Lines below that hold the word "Deployment" must be copied in full.

Entries from a dataset of interfaces
━━━━━━━━━━━━━━━━━━━━

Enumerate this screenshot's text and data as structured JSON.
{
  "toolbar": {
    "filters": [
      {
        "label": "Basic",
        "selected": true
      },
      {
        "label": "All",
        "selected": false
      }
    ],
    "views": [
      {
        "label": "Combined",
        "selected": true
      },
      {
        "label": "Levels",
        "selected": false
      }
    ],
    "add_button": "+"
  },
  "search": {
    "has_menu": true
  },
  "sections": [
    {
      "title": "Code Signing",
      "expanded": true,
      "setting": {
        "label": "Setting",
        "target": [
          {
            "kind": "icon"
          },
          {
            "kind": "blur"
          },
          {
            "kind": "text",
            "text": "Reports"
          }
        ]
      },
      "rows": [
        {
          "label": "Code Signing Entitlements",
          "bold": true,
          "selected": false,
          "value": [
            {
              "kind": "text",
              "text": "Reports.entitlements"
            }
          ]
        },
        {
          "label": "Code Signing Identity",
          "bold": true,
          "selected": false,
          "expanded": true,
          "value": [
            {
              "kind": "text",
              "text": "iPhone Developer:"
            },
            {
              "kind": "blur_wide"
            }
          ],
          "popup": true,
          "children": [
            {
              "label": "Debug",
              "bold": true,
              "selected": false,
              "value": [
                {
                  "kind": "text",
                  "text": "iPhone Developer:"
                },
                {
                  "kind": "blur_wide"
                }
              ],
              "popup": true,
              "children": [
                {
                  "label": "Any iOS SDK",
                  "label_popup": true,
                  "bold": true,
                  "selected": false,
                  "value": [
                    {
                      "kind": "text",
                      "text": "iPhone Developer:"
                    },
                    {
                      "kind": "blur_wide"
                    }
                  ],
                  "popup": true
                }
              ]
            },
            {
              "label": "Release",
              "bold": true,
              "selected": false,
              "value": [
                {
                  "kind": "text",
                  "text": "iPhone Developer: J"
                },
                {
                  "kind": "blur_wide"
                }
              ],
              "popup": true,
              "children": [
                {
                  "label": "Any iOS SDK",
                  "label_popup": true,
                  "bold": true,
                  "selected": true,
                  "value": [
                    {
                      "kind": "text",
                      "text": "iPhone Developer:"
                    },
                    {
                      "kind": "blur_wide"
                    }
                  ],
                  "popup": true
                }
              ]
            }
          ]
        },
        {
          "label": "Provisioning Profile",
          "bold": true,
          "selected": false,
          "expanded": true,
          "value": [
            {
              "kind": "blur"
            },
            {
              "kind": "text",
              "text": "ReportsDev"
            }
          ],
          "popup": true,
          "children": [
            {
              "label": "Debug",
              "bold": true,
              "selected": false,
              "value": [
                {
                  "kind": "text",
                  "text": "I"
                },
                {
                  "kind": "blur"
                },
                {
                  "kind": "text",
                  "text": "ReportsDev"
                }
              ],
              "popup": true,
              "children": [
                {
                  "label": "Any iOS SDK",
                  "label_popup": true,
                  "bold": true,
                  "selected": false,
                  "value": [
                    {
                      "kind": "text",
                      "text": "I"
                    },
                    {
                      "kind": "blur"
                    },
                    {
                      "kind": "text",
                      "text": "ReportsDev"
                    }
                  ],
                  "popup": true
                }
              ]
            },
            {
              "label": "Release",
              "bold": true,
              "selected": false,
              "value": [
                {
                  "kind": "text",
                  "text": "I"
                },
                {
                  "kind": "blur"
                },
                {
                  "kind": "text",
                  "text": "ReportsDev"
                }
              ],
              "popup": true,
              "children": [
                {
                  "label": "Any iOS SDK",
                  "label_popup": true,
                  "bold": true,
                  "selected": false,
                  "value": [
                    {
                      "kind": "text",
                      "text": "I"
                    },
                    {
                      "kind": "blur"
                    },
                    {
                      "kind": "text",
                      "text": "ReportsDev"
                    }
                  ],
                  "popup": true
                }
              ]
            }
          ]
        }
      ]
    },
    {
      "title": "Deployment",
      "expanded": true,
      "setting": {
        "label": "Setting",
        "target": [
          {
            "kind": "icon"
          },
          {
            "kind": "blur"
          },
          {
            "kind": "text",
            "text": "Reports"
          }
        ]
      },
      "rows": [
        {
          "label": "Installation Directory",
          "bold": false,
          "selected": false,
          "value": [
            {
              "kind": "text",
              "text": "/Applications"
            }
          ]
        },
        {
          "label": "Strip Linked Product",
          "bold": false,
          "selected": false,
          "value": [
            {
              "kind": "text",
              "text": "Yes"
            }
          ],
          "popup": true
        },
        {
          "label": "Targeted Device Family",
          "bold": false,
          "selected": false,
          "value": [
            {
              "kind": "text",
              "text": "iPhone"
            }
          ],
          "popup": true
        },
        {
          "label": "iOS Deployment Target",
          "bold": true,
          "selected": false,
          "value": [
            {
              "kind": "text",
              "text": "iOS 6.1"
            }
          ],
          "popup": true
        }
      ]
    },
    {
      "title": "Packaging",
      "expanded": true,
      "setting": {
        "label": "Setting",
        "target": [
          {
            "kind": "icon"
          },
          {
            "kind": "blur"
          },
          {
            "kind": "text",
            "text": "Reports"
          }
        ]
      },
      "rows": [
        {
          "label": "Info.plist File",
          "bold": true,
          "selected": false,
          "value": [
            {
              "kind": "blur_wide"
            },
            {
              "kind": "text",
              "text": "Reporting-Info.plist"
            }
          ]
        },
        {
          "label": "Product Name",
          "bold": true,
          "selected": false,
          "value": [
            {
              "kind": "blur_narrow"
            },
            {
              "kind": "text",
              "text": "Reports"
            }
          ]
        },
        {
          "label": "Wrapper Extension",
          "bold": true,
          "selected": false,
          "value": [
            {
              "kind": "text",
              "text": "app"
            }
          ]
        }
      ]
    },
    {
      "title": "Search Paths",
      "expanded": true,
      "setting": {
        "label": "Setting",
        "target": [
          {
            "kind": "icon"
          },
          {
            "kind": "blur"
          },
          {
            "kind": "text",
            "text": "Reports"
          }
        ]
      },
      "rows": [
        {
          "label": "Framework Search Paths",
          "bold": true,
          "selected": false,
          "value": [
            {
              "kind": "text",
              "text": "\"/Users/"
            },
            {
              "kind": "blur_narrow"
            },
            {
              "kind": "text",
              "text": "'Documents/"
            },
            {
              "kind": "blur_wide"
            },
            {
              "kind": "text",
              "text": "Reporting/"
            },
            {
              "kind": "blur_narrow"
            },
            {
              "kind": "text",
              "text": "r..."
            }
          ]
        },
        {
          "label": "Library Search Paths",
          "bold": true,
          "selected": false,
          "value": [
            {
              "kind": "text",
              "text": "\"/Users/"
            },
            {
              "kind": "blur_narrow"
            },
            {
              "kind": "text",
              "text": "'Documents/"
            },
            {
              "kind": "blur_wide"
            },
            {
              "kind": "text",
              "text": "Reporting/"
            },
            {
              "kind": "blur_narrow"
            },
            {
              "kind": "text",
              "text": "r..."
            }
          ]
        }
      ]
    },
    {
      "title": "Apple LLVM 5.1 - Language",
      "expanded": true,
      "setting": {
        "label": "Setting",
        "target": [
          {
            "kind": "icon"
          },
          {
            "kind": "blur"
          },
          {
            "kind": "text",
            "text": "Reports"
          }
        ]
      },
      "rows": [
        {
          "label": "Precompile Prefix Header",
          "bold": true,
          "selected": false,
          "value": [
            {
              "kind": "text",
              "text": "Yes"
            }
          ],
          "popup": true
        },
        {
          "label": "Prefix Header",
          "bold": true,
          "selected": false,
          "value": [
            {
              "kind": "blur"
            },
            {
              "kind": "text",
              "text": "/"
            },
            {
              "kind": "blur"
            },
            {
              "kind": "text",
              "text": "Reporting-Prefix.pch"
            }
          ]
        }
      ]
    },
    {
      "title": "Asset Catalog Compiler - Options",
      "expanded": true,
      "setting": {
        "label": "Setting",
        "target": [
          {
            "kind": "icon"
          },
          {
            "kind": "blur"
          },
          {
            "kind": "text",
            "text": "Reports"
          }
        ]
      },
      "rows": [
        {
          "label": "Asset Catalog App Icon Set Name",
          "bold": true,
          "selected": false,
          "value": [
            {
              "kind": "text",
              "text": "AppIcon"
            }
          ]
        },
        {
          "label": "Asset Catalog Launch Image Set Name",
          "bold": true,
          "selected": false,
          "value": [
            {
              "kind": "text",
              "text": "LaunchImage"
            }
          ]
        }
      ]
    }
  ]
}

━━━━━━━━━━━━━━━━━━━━

• _ANSWER AREA_:
      "title": "Deployment",
          "label": "iOS Deployment Target",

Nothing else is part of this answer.